“Performing on stage has evolved for me as I’ve aged. And I was looking for something to give me a little bit of me back again,” she said.
After submitting her application and walk videos online for the Ms Regal World 2021, she tuned in to the live-streamed winners’ announcement while sitting in her car waiting to pick up her daughter from school.
She was absolutely floored when it was her name called out.
“It was the most incredible moment – I was completely blown away,” she said.
Two months later she proved it wasn’t a fluke, by winning (in person) the Ms Premier Elite 2022 title.
She even brought the pageantry world to the latest season of The Voice.

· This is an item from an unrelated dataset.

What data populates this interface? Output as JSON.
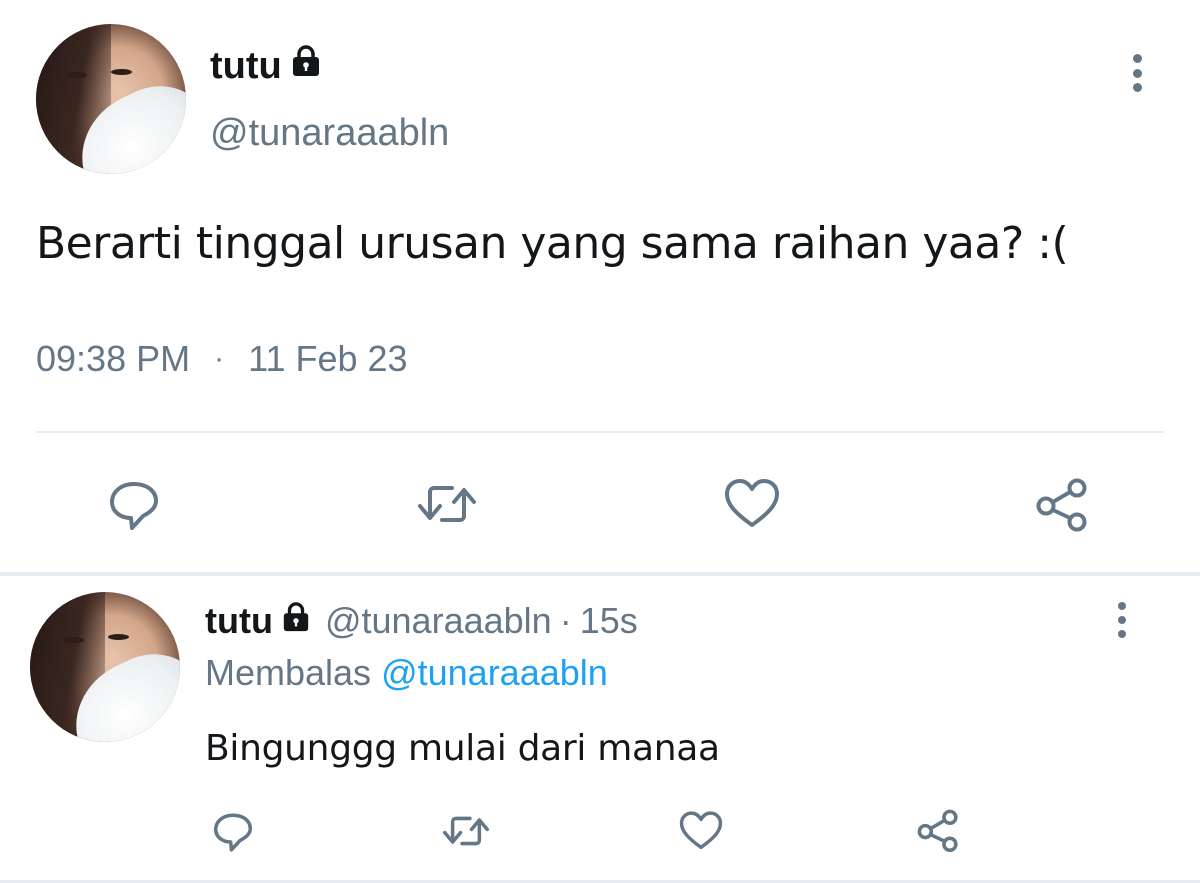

“I was lucky enough to have my big moment on The Voice this year. I got to the blind auditions, but sadly the chairs didn’t turn,” she said.
“But I wore my sash and crown and taught the judges how to pageant walk on stage.”
Hayley said while being a role model to her daughters and other women is a strong motivator for her, she’s also compelled by the pageantry world’s ethos of ‘giving back’.
“I really want to be a small part of the butterfly effect,” she said.
This year’s Australia Galaxy contestants are raising funds for batyr, an Australian organisation which works to empower young people by reducing stigma related to mental illness, and engages in peer-to-peer education.
Hayley has been hard at work raising funds through raffles and online lucky numbers competitions, and through ‘warrior worms’ – a crochet project she’s hatched with her eldest daughter where people donate the $2 cost of a warrior worm, which the pair then hide around the city for others to discover.
She’s quietly confident of her chances come May, when she jets off with Team WA to Sydney for the Australia Galaxy finals.
“This is my year,” she said.
“I turn 40 next year, and there’s no sign of me slowing down yet. If this is my mid-life crisis, I’m ok with that. Other people buy convertibles, and I win pageants and travel the world.”